--- Exercise material Enclosed Below ---

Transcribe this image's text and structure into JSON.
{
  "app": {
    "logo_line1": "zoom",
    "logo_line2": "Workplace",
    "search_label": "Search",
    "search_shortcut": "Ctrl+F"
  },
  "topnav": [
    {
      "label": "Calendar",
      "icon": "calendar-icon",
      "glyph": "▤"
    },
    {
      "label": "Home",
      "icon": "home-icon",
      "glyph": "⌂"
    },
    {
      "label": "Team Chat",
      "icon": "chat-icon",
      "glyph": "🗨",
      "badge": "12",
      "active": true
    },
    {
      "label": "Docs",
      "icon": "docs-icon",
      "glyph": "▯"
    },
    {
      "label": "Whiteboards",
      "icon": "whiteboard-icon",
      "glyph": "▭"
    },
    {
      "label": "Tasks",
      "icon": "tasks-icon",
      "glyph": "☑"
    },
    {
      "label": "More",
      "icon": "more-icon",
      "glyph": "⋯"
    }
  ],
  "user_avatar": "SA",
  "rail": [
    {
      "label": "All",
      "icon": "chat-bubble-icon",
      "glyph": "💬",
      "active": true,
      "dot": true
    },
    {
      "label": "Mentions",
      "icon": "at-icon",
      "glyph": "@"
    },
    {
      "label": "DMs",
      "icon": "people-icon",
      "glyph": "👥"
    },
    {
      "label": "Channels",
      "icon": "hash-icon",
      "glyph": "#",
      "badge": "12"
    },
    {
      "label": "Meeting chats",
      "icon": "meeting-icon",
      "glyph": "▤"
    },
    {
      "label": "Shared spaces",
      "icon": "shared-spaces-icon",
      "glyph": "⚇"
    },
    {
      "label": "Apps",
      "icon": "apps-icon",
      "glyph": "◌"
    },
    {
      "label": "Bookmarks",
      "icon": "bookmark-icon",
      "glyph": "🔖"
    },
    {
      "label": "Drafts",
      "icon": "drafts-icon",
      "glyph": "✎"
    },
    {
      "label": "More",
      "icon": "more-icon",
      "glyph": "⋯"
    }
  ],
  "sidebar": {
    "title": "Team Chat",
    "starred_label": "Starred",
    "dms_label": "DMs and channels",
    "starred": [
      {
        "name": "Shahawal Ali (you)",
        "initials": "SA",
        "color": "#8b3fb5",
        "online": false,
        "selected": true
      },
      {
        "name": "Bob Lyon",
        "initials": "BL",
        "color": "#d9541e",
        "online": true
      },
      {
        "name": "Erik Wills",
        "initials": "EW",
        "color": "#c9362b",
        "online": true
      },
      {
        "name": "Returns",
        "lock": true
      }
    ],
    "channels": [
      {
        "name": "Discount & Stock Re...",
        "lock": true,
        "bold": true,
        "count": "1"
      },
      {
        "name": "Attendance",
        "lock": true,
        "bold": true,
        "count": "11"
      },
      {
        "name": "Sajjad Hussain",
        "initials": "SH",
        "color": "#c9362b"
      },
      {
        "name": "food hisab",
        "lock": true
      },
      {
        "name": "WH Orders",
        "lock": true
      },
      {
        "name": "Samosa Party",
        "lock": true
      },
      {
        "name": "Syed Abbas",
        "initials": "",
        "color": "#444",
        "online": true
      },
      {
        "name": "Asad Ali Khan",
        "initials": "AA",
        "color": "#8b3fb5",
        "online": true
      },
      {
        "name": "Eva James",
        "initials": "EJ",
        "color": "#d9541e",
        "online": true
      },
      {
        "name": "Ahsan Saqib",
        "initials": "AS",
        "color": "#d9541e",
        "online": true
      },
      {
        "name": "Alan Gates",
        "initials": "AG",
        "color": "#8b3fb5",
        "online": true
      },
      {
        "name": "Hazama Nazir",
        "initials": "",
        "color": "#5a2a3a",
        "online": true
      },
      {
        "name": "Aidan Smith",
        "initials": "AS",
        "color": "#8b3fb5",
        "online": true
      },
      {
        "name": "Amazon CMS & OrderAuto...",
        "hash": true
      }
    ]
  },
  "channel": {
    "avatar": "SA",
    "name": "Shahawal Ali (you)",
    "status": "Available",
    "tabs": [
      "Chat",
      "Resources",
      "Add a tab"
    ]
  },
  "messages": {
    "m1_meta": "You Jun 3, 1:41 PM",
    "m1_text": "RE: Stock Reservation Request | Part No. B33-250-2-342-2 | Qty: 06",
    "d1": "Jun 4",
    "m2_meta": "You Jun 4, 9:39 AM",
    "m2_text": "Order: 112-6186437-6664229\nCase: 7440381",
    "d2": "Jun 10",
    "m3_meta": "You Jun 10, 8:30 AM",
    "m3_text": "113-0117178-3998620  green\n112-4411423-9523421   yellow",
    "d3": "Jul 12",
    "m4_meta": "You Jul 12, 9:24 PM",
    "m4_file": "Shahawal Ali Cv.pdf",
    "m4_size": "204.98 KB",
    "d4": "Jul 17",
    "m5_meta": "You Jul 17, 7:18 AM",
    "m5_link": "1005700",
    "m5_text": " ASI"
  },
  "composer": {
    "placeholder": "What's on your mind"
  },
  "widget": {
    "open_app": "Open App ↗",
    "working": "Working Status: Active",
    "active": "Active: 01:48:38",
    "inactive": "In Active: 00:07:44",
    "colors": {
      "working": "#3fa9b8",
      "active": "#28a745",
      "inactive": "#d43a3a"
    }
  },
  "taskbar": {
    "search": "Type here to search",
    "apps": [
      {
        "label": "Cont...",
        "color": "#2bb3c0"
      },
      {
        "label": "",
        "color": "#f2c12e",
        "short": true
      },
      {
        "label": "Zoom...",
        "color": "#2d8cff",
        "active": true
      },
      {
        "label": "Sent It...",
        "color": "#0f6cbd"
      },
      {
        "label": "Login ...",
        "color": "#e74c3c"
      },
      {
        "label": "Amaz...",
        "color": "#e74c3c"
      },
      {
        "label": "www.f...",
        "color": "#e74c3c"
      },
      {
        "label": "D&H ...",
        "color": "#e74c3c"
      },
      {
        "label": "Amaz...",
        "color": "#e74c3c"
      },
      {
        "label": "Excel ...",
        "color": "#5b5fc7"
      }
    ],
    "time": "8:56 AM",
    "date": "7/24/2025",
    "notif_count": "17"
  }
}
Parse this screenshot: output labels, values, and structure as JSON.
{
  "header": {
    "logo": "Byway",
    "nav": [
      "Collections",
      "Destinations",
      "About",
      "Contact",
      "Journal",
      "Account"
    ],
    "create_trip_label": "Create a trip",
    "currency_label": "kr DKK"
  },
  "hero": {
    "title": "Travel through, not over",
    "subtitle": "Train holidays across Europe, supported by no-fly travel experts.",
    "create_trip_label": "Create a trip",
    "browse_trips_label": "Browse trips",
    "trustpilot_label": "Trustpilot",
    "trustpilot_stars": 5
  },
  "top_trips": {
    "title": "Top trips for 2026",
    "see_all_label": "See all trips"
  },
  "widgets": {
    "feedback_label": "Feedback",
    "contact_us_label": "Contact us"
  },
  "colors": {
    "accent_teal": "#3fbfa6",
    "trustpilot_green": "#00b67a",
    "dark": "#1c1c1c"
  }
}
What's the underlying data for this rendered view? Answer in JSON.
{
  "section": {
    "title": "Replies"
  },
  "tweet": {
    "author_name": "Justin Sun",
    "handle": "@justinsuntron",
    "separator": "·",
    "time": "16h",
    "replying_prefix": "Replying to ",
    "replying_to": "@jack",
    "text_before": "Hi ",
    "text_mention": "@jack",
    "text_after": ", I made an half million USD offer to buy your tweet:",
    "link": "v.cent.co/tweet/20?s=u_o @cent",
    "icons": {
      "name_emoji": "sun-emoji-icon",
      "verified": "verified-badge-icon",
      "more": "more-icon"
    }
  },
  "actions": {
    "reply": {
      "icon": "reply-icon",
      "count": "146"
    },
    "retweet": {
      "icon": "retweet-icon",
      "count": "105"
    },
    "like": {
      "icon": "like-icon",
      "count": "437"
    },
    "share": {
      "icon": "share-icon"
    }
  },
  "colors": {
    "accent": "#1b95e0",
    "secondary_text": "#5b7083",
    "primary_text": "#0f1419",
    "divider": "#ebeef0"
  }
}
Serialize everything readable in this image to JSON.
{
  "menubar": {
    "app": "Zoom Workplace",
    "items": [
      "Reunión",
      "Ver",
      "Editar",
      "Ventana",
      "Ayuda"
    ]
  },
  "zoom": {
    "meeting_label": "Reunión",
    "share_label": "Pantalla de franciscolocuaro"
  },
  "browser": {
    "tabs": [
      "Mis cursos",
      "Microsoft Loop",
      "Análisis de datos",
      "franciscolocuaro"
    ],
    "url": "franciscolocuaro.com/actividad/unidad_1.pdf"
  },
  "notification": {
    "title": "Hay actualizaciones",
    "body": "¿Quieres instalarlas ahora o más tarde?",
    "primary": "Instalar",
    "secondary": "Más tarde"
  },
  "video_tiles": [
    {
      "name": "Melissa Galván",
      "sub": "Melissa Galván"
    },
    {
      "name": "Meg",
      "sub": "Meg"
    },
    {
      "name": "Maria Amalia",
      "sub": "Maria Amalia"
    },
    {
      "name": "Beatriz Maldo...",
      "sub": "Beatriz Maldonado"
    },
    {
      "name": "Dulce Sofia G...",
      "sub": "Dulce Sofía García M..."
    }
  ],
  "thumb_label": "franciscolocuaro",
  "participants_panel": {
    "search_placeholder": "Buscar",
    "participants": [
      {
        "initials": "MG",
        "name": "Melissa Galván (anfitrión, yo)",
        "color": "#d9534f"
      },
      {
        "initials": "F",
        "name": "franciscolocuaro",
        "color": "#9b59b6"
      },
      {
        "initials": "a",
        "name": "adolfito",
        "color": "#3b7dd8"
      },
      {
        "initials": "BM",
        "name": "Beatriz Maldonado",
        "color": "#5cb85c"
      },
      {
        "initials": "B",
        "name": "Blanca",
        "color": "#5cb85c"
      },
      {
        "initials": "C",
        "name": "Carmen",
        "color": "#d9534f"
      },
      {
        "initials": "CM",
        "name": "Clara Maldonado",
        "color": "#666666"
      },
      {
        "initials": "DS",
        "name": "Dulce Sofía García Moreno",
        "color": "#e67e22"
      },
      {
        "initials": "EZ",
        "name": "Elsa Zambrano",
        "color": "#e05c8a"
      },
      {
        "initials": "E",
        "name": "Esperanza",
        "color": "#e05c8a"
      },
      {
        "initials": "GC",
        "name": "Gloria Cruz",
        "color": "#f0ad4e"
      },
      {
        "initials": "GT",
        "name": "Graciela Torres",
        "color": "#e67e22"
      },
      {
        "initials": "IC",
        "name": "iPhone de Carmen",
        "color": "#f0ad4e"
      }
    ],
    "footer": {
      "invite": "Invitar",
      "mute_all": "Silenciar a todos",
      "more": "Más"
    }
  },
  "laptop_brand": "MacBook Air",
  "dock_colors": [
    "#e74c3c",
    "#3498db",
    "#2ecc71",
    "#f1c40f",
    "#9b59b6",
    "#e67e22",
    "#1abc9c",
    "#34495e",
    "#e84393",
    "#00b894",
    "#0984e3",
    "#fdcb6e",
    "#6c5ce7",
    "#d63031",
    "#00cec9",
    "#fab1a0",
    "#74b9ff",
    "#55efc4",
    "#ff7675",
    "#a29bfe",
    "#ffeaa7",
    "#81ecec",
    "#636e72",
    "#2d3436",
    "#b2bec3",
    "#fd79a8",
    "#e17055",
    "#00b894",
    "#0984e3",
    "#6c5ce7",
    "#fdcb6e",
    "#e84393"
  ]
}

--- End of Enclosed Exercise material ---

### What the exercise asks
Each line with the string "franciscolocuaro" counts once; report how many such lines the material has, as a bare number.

### Exercise answer
5